- **DESCRIPTION OF THE TASK**:
Look through the records, and whenever a line includes the word "zijn", copy it.

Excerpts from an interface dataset
____
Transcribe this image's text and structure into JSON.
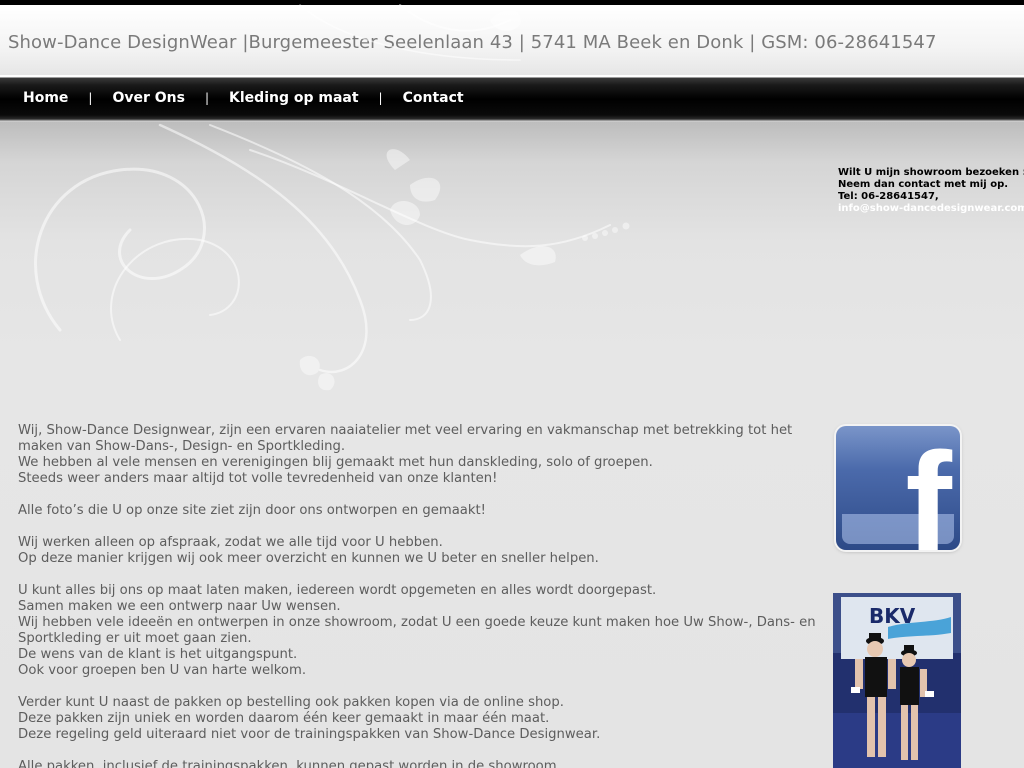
{
  "header": {
    "title": "Show-Dance DesignWear |Burgemeester Seelenlaan 43 | 5741 MA Beek en Donk | GSM: 06-28641547"
  },
  "nav": {
    "items": [
      {
        "label": "Home"
      },
      {
        "label": "Over Ons"
      },
      {
        "label": "Kleding op maat"
      },
      {
        "label": "Contact"
      }
    ],
    "separator": "|"
  },
  "sidebar": {
    "visit_line1": "Wilt U mijn showroom bezoeken :",
    "visit_line2": "Neem dan contact met mij op.",
    "visit_line3": "Tel: 06-28641547,",
    "email": "info@show-dancedesignwear.com",
    "facebook_glyph": "f",
    "photo_banner_text": "BKV"
  },
  "content": {
    "paragraphs": [
      [
        "Wij, Show-Dance Designwear, zijn een ervaren naaiatelier met veel ervaring en vakmanschap met betrekking tot het maken van Show-Dans-, Design- en Sportkleding.",
        "We hebben al vele mensen en verenigingen blij gemaakt met hun danskleding, solo of groepen.",
        "Steeds weer anders maar altijd tot volle tevredenheid van onze klanten!"
      ],
      [
        "Alle foto’s die U op onze site ziet zijn door ons ontworpen en gemaakt!"
      ],
      [
        "Wij werken alleen op afspraak, zodat we alle tijd voor U hebben.",
        "Op deze manier krijgen wij ook meer overzicht en kunnen we U beter en sneller helpen."
      ],
      [
        "U kunt alles bij ons op maat laten maken, iedereen wordt opgemeten en alles wordt doorgepast.",
        "Samen maken we een ontwerp naar Uw wensen.",
        "Wij hebben vele ideeën en ontwerpen in onze showroom, zodat U een goede keuze kunt maken hoe Uw Show-, Dans- en Sportkleding er uit moet gaan zien.",
        "De wens van de klant is het uitgangspunt.",
        "Ook voor groepen ben U van harte welkom."
      ],
      [
        "Verder kunt U naast de pakken op bestelling ook pakken kopen via de online shop.",
        "Deze pakken zijn uniek en worden daarom één keer gemaakt in maar één maat.",
        "Deze regeling geld uiteraard niet voor de trainingspakken van Show-Dance Designwear."
      ],
      [
        "Alle pakken, inclusief de trainingspakken, kunnen gepast worden in de showroom."
      ]
    ]
  }
}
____
- **RESPONSE TO THIS EXERCISE**:
        "Wij, Show-Dance Designwear, zijn een ervaren naaiatelier met veel ervaring en vakmanschap met betrekking tot het maken van Show-Dans-, Design- en Sportkleding.",
        "Alle foto’s die U op onze site ziet zijn door ons ontworpen en gemaakt!"
        "Deze pakken zijn uniek en worden daarom één keer gemaakt in maar één maat.",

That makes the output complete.